There can be a lot of fear around travelling in developing countries with young children - it does require a little more preparation, but for us, the benefits have far out weighed any of the minor extra precautions.
In the past 6 months we have been lucky enough to travel through Myanmar, Malawi and Zambia with our mini backpackers. Travelling with the kids to developing countries - where the infrastructure, economy and way of life is in such stark contrast to how we live our life in the UK - has given us some of our richest travel experiences, and an opportunity for some of our greatest learning.
Here are a few of the practical tips we have come to rely on.
I always hoped that doing this much travelling would make our kids really adventurous eaters. But I'd be lying if I said that's the case! They tend to stick to plain carbs (rice, pasta, noodles, chapattis), plain veg & fruit on the road. Carl & I used to assume it was normal to get tummy bugs every time we travelled 'off road', but we have realised it is our desire to try EVERYTHING that has led to this! Our kids are a lot more cautious about eating unusual meat & sauces they haven't had before, which means our little backpacking vegans are rarely ever ill!
There are still days when I worry that they haven't eaten enough, or long delays that mean that we end up skipping a meal, so I always pack a load of snacks that I know travel well. Our 'tried and tested' favourites are: popcorn, dried crackers, dried fruit (especially apricots, mango and raisins), rice cakes, cashew nuts & digestive biscuits.
This is Carl’s favourite topic. He LOVES the whole challenge & puzzle of working out how to get from place to place in the easiest, safest, most cost effective way.
In Myanmar we used a combination of car, bus, train & two internal flights which increased the cost significantly for a family of 5, but made exploring this amazing country quicker & easier. In Africa we travelled entirely over land using local drivers.
In general terms here are the pros and cons to different modes of transport when travelling in developing countries:
- Internal flights are generally the most reliable & certainly the quickest way to get around, but are expensive - especially in Africa.

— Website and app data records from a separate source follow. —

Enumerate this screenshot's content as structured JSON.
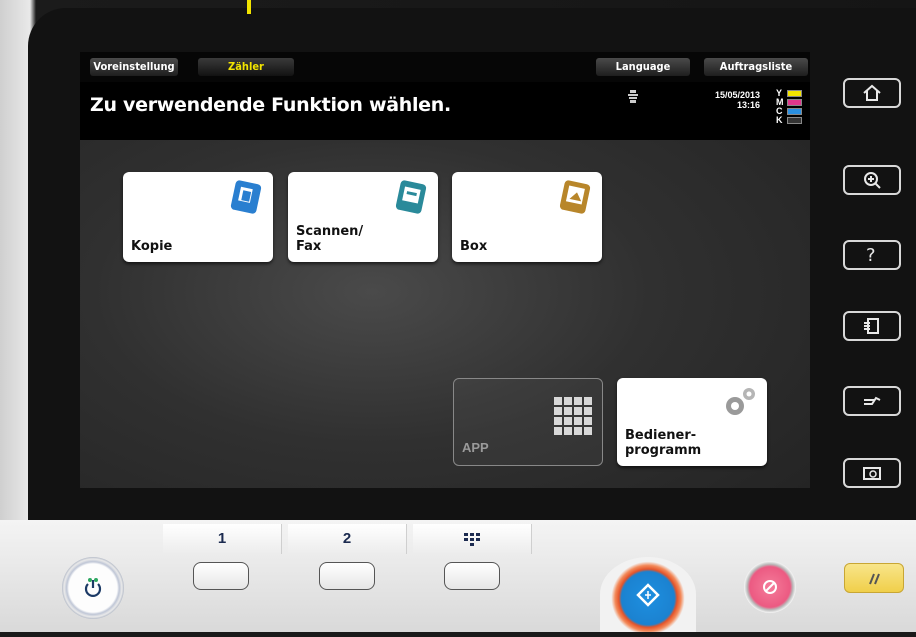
{
  "topbar": {
    "tabs": [
      {
        "label": "Voreinstellung",
        "active": false
      },
      {
        "label": "Zähler",
        "active": true
      },
      {
        "label": "Language",
        "active": false
      },
      {
        "label": "Auftragsliste",
        "active": false
      }
    ]
  },
  "header": {
    "title": "Zu verwendende Funktion wählen.",
    "date": "15/05/2013",
    "time": "13:16",
    "toner": [
      {
        "label": "Y",
        "color": "#f2e400"
      },
      {
        "label": "M",
        "color": "#e0388c"
      },
      {
        "label": "C",
        "color": "#2a8fe0"
      },
      {
        "label": "K",
        "color": "#333333"
      }
    ]
  },
  "functions": {
    "kopie": "Kopie",
    "scannen_fax": "Scannen/\nFax",
    "box": "Box",
    "app": "APP",
    "bedienerprogramm": "Bediener-\nprogramm"
  },
  "side_buttons": [
    "home-icon",
    "zoom-icon",
    "help-icon",
    "job-icon",
    "access-icon",
    "guide-icon"
  ],
  "keypad": {
    "key1": "1",
    "key2": "2",
    "key3_icon": "keypad-icon"
  },
  "colors": {
    "accent_yellow": "#f2e400",
    "start_blue": "#1b82d0",
    "stop_pink": "#ec5a82",
    "reset_yellow": "#f0cf4a"
  }
}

- Hiring a driver can be unpredictable (as you can never be sure of the quality or reliability of the car). However, this is also our favourite because through your driver or guide you can understand so much more about where you are staying, food, customs & advice as to the best places for rest stops.
- Hiring your own car gives you lots of flexibility & autonomy, but is often another expensive option (in Zambia it was 200 dollars more to hire a car then it was to use a local driver), & relies on you knowing where you are going & understanding the local rules of the road.
- Whatever option you go for EXPECT DELAYS & a lot of waiting around. Whether it's a flight that's been cancelled, a police road block, long queues at a border crossing or a broken down vehicle - it's good to be prepared with lots of paper activities for the kids; a pack of cards easily accessible; lots of snacks & full water bottles before you set off.
I become fastidious about hand washing on the road, & giving the kids the chat about not putting fingers or toys in their mouth. We have baby wipes and hand sanitizers in every bag & pocket, for toilet stops and washing hands pre meals.
We only drink bottled water & brush teeth using bottled water too. Bedtime takes longer but the novelty of us all brushing out teeth together means they usually do a much better job of it!
Managing mosquitoes is the single thing I find hardest when travelling in hot climates – mostly because it doesn’t matter what I do, I end up getting eaten alive. Thankfully, we have a lot more success protecting the kids! We always pack thin long layers to cover up in the evenings, & make sure we stay in places that provide mossie nets when recommended. We use chemical free insect repellent & wrist bands (and then lavender oil to soothe all the bites I get regardless!).
I used to carry a massive medical kit with us when we travelled to developing countries. Now we just take the essentials - no different form what we take when travelling in Europe. We do, however, always take out full travel insurance, and make sure we always know where the nearest medical clinic is, just in case we need one.
When we first arrive...
When arriving in a new country we always stay in the best accommodation that we can afford for the first two nights. However well we prepare for a trip, we still always arrive exhausted, which makes adapting to a new climate, language, culture and food a lot harder. After a couple of good nights sleep and some gentle acclimatisation we are in a far better position to head off road and start exploring – this one tip alone has transformed many a family trip!
And for what its worth, everyone has their different techniques for combating jetlag – but for us, we always try to land at our final destination in the evening. Long haul travel is always exhausting. By the time we have landed we are usually always ready for a good night sleep.
So, those are my travel tips - I’d love to hear some of yours.